|US4374593 *||May 22, 1981||Feb 22, 1983||The United States Of America As Represented By The Secretary Of The Army||Towbar assembly|
|US4729576 *||Mar 20, 1986||Mar 8, 1988||Roach Keyton W||Device for tandem movement of IV-pole and gurney|
|US4851065 *||Dec 1, 1986||Jul 25, 1989||Tyee Aircraft, Inc.||Construction of hollow, continuously wound filament load-bearing structure|
|DE596666C *||Apr 27, 1932||May 11, 1934||Mitchell John||Eisenbahnmittelpufferkupplung mit auf der Zugstange zu beiden Seiten der Kopfschwelle des Fahrzeugrahmens angeordneten Stahl- und Gummifedern|
|DE877775C *||Aug 23, 1950||May 26, 1953||Miner Inc W H||Zughakenanordnung mit einem Quertraeger und einer Zugstange fuer Eisenbahnwagen|
|FR1454804A *||Title not available|
|SE325783B *||Title not available|
|Citing Patent||Filing date||Publication date||Applicant||Title|
|US5915715 *||Sep 4, 1997||Jun 29, 1999||Ford; Billy C.||Y-shaped tow bar having cushioned legs|

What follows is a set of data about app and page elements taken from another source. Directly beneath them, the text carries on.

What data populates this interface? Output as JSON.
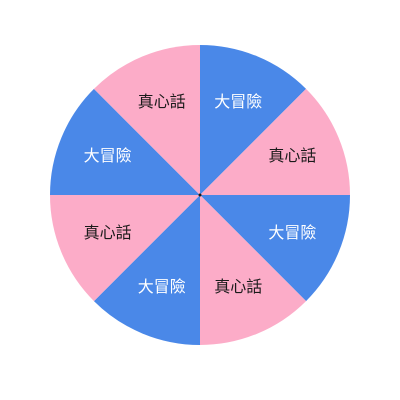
{
  "wheel": {
    "segments": [
      {
        "label": "大冒險",
        "color": "#4a88e8",
        "text_color": "#ffffff"
      },
      {
        "label": "真心話",
        "color": "#fcacc8",
        "text_color": "#1a1a1a"
      },
      {
        "label": "大冒險",
        "color": "#4a88e8",
        "text_color": "#ffffff"
      },
      {
        "label": "真心話",
        "color": "#fcacc8",
        "text_color": "#1a1a1a"
      },
      {
        "label": "大冒險",
        "color": "#4a88e8",
        "text_color": "#ffffff"
      },
      {
        "label": "真心話",
        "color": "#fcacc8",
        "text_color": "#1a1a1a"
      },
      {
        "label": "大冒險",
        "color": "#4a88e8",
        "text_color": "#ffffff"
      },
      {
        "label": "真心話",
        "color": "#fcacc8",
        "text_color": "#1a1a1a"
      }
    ],
    "center_color": "#1a1a1a"
  }
}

|US6283490||Dec 17, 1999||Sep 4, 2001||Grazia Sciannanteno||Vehicle towing bar assembly|
|US6481739 *||May 12, 1999||Nov 19, 2002||Hill-Rom Services, Inc.||Docking assembly|

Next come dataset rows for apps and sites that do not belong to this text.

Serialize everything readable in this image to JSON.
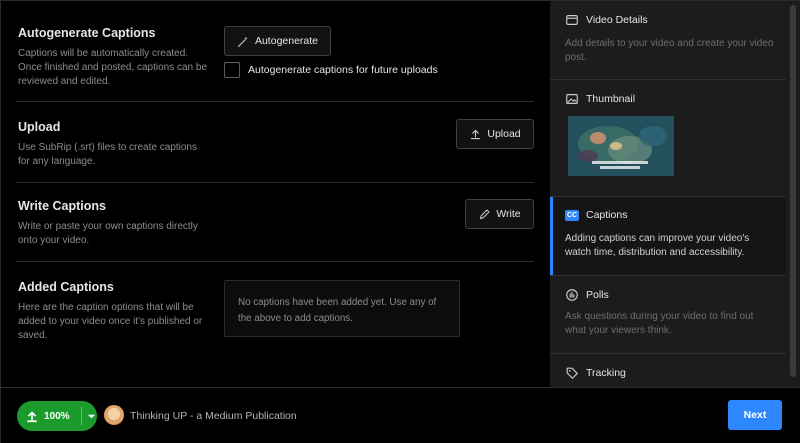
{
  "sections": {
    "autogenerate": {
      "title": "Autogenerate Captions",
      "description": "Captions will be automatically created. Once finished and posted, captions can be reviewed and edited.",
      "button_label": "Autogenerate",
      "checkbox_label": "Autogenerate captions for future uploads",
      "checkbox_checked": false
    },
    "upload": {
      "title": "Upload",
      "description": "Use SubRip (.srt) files to create captions for any language.",
      "button_label": "Upload"
    },
    "write": {
      "title": "Write Captions",
      "description": "Write or paste your own captions directly onto your video.",
      "button_label": "Write"
    },
    "added": {
      "title": "Added Captions",
      "description": "Here are the caption options that will be added to your video once it's published or saved.",
      "empty_message": "No captions have been added yet. Use any of the above to add captions."
    }
  },
  "sidebar": {
    "items": [
      {
        "icon": "video-details-icon",
        "label": "Video Details",
        "description": "Add details to your video and create your video post."
      },
      {
        "icon": "image-icon",
        "label": "Thumbnail"
      },
      {
        "icon": "cc-icon",
        "label": "Captions",
        "description": "Adding captions can improve your video's watch time, distribution and accessibility.",
        "active": true
      },
      {
        "icon": "poll-icon",
        "label": "Polls",
        "description": "Ask questions during your video to find out what your viewers think."
      },
      {
        "icon": "tag-icon",
        "label": "Tracking"
      }
    ]
  },
  "footer": {
    "upload_progress": "100%",
    "upload_progress_value": 1.0,
    "page_name": "Thinking UP - a Medium Publication",
    "next_label": "Next"
  },
  "colors": {
    "accent": "#2d88ff",
    "progress": "#1b9b2c",
    "background": "#000000",
    "sidebar": "#1c1c1d"
  }
}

|US6612604 *||Jan 7, 2003||Sep 2, 2003||John Greaves||Tow bar apparatus|
|US6991247||May 7, 2004||Jan 31, 2006||Merton Hahne||Tow bar having a single moving part for operatively accommodating pitch and roll movements between a towing vehicle and a towed vehicle|

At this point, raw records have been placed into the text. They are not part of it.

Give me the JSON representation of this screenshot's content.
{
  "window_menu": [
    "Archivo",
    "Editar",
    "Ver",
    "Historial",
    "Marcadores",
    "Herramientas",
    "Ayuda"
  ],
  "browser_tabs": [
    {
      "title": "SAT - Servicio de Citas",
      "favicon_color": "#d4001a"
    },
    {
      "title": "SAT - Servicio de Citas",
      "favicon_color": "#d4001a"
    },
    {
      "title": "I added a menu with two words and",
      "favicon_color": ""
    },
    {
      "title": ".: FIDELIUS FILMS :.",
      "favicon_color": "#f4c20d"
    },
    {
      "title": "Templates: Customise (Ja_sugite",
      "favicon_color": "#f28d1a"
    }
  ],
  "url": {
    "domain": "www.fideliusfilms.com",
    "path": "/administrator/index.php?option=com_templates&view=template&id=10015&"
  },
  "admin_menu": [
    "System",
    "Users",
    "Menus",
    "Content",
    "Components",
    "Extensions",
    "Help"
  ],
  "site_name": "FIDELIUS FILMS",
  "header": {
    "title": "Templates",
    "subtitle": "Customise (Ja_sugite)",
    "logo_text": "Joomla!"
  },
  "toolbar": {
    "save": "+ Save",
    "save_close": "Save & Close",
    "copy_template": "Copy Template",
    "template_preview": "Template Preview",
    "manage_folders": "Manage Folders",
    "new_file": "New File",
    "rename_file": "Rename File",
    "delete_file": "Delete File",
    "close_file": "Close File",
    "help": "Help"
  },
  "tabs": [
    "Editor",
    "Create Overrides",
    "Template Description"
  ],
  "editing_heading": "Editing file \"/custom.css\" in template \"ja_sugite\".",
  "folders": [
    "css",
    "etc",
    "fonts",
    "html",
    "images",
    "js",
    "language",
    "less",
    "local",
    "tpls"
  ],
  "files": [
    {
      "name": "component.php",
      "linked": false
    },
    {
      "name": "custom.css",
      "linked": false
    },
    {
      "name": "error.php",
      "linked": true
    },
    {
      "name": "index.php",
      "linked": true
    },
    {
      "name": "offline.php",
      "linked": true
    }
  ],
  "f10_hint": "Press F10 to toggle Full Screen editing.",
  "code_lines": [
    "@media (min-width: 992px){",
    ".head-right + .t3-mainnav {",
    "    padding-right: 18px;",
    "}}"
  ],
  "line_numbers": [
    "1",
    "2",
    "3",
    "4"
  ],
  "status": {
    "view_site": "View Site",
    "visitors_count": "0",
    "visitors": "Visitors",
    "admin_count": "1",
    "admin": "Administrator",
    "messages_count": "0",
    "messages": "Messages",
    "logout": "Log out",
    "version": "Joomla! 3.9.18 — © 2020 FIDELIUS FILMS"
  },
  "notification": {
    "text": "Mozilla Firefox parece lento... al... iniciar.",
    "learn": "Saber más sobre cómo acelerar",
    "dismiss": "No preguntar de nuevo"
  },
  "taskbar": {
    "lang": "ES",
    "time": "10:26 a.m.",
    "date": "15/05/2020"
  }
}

|US7032919||Aug 4, 2004||Apr 25, 2006||Merton Hahne||Tow bar for vehicle|
|US7125031||May 24, 2004||Oct 24, 2006||Schoonover Donald R||Tow bar having a single, centrally-located ball-and-socket joint for accommodating pitch, yaw and roll movements between a towing vehicle and a towed vehicle|
|US7445226||Nov 14, 2005||Nov 4, 2008||Automatic Equipment Manufacturing Company||Tow bar having a single moving part for operatively accommodating pitch and roll movements between a towing vehicle and a towed vehicle|
|US7837216 *||Apr 6, 2009||Nov 23, 2010||Dethmers Manufacturing Company||Tow bar apparatus|
|US8733719||Nov 12, 2010||May 27, 2014||Wildcard Enterprises Llc||Method and apparatus for use in management of medical intravenous pole assemblies|
|EP1022164A1 *||Jan 24, 2000||Jul 26, 2000||Scambia Industrial Developments Aktiengesellschaft||Towing device and hitch|
|U.S. Classification||280/483, 280/491.5, 156/187, 280/493|
|May 21, 1992||AS||Assignment|
Owner name: UNITED STATES OF AMERICA, THE, AS REPRESENTED BY T
Free format text: ASSIGNMENT OF ASSIGNORS INTEREST.;ASSIGNOR:SMITH, ROGER R.;REEL/FRAME:006125/0669
Effective date: 19910216
|Dec 19, 1995||REMI||Maintenance fee reminder mailed|
|May 12, 1996||LAPS||Lapse for failure to pay maintenance fees|
|Jul 23, 1996||FP||Expired due to failure to pay maintenance fee|
Effective date: 19960515